Many of the young Italians who received awards were descendants of families who had helped PoWs, although this was not a condition. Coming from rural areas in regions where camps had been concentrated, such as Emilia-Romagna, the Marche and the Abruzzo, a bursary was often their first opportunity to travel outside the UK. Keith quickly established strong links with two language schools in Britain, at Wheatley, near Oxford, and at Tottenham Court Road, London, and he himself frequently entertained students at his own home. He insisted that Trust volunteers should meet students at their incoming airports.
Keith also encouraged veterans to write up their memoirs and gradually established, in his back bedroom, a trove of valuable accounts, which will continue to be of great service to family and academic researchers. The Trust also supported Freedom Trails along escape routes in Italy.
MSMT received encouragement from both British and Italian authorities and Keith himself was awarded the honour of OBE in 2001 and Cavaliere Ufficiale in 2003 by Britain and Italy respectively. He was also made an honorary citizen of Monte San Martino. His autobiography, In Combat, Unarmed, was published in 2013.
In the final years of a very long life, Keith stepped back from day-to-day administration of the Trust but continued to keep a close eye on it and watched it grow from strength to strength, as the children and grand-children of prisoners sought not only to discover more about the experiences of the often reticent veterans, but to connect with the families of their Italian saviours. Ill health compelled him to stop visiting Italy but he was looked after in London by his close friends Luigi Pighetti and Maurizo Pittacolo. With him in his last hours was the third member of his principal care team – Letitia Blake, secretary of the Trust, who over the previous 14 years had become an indispensable aide and dear friend, spending many hours with him and supporting his vagaries. Without her and the others Keith would have been unable to spend his last few years living in his London flat.

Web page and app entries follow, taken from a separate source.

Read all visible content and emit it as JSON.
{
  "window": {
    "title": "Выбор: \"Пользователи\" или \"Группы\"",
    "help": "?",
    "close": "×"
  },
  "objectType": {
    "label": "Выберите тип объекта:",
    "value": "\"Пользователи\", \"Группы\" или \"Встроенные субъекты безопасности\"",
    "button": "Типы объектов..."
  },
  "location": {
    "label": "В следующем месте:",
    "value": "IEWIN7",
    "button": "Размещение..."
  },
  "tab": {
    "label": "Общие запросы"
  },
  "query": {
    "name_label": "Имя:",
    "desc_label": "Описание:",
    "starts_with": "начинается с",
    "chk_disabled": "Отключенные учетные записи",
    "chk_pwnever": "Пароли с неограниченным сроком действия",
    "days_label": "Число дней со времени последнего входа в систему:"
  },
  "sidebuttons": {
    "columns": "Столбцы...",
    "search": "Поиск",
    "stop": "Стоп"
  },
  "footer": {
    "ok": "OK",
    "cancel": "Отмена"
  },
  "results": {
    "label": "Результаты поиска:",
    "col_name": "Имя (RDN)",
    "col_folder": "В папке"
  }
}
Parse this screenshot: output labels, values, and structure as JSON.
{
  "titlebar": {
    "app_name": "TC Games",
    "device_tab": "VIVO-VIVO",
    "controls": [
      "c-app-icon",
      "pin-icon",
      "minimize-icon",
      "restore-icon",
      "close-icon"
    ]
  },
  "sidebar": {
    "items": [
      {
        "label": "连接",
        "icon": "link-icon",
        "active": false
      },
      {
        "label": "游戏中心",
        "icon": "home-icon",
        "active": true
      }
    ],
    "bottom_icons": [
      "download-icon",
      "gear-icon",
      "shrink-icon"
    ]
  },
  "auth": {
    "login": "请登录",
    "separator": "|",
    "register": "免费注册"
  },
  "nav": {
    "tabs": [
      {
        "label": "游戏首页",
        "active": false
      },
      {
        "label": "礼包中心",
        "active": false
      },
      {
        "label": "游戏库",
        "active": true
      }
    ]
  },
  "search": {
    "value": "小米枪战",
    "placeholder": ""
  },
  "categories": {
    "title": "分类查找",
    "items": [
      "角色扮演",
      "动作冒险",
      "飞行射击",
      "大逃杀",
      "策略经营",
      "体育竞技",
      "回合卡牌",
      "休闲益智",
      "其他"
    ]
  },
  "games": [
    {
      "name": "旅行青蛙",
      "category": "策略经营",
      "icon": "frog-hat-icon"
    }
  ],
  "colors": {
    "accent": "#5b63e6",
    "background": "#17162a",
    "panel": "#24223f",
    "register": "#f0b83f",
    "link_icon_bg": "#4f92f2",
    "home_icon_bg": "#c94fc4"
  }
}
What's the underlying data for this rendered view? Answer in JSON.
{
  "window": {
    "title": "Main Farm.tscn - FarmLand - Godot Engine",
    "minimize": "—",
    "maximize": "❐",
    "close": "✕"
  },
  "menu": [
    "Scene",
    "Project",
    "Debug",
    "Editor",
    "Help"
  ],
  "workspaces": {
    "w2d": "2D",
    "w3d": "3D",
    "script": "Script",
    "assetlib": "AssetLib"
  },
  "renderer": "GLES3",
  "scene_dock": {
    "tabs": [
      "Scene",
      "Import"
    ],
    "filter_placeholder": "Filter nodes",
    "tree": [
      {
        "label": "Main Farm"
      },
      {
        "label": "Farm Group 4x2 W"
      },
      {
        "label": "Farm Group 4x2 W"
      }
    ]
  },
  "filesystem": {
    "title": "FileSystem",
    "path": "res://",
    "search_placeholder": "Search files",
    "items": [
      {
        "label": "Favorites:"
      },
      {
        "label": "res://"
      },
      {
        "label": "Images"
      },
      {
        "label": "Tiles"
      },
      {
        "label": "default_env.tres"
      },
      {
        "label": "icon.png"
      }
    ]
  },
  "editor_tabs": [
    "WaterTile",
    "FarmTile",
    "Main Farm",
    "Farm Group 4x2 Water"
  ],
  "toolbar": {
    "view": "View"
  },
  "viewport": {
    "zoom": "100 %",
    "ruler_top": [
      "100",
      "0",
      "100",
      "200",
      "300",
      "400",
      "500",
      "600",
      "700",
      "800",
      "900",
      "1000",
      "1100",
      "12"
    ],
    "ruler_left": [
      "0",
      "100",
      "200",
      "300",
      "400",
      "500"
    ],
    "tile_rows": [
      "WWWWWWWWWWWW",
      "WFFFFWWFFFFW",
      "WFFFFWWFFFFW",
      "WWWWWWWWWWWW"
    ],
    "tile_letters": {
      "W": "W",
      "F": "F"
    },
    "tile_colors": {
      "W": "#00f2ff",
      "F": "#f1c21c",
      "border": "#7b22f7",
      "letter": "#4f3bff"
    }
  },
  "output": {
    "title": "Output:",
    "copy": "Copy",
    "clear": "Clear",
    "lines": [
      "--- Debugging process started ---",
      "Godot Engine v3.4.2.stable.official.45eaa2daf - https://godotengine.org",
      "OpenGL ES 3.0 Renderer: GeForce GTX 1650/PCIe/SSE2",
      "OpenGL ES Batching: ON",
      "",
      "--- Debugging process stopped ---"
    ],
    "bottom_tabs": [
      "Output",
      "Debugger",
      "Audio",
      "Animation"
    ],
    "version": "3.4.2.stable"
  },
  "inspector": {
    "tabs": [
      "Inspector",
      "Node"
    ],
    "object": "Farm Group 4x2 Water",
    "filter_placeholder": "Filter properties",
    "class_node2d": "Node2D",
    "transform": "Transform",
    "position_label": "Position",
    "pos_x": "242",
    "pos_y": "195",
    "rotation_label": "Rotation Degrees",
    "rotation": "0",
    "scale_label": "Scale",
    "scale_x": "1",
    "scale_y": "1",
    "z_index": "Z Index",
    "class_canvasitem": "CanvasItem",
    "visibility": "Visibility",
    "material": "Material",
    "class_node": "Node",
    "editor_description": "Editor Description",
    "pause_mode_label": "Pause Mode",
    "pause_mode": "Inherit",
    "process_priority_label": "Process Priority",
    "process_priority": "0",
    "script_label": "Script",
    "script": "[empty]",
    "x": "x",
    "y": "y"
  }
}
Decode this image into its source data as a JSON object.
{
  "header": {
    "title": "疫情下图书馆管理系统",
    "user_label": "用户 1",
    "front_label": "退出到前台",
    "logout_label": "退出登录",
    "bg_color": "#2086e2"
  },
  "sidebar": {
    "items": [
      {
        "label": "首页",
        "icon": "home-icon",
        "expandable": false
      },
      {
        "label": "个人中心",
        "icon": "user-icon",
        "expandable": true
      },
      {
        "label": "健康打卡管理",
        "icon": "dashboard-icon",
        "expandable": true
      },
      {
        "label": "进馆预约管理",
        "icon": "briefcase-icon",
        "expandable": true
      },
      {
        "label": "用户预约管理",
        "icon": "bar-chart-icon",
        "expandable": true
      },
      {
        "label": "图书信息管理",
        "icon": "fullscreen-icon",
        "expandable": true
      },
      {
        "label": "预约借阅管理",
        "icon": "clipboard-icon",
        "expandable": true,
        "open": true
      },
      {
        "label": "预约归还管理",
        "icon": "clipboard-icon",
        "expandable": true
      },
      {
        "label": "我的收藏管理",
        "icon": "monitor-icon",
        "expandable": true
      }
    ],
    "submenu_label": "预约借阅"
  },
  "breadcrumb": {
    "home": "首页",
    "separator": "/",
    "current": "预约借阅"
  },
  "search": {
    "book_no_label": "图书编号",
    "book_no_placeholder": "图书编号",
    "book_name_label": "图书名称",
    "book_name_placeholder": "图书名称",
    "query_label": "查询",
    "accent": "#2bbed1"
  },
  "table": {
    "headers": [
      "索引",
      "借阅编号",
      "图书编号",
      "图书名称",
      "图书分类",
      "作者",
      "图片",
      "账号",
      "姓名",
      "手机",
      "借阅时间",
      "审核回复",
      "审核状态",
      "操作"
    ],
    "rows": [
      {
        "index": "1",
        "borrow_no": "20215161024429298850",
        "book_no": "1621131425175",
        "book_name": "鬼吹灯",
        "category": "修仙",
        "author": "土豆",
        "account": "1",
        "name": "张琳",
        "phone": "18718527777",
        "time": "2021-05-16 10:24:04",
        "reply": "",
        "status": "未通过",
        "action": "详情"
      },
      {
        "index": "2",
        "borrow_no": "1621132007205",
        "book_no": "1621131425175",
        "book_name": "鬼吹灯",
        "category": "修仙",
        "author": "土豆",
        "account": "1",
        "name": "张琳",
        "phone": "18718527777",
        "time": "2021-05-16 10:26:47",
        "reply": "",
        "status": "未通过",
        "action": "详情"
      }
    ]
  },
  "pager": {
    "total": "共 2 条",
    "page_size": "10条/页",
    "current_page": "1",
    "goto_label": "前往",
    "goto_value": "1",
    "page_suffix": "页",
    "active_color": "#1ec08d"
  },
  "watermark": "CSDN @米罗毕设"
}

Keith requested that there be no funeral but the news of his passing prompted a flood of requests for there to be a celebration of his life.
Report by John Simkins
Read the Telegraph’s Obituary of Keith here.
Read an account by Letitia Blake, secretary of MSMT, about her 14-year friendship with Keith Killby
Read a tribute to Keith Killby by Sir Nick Young, chairman of MSMT, in the pdf below.
Read a tribute to Keith by his nephew Malcolm Angus below.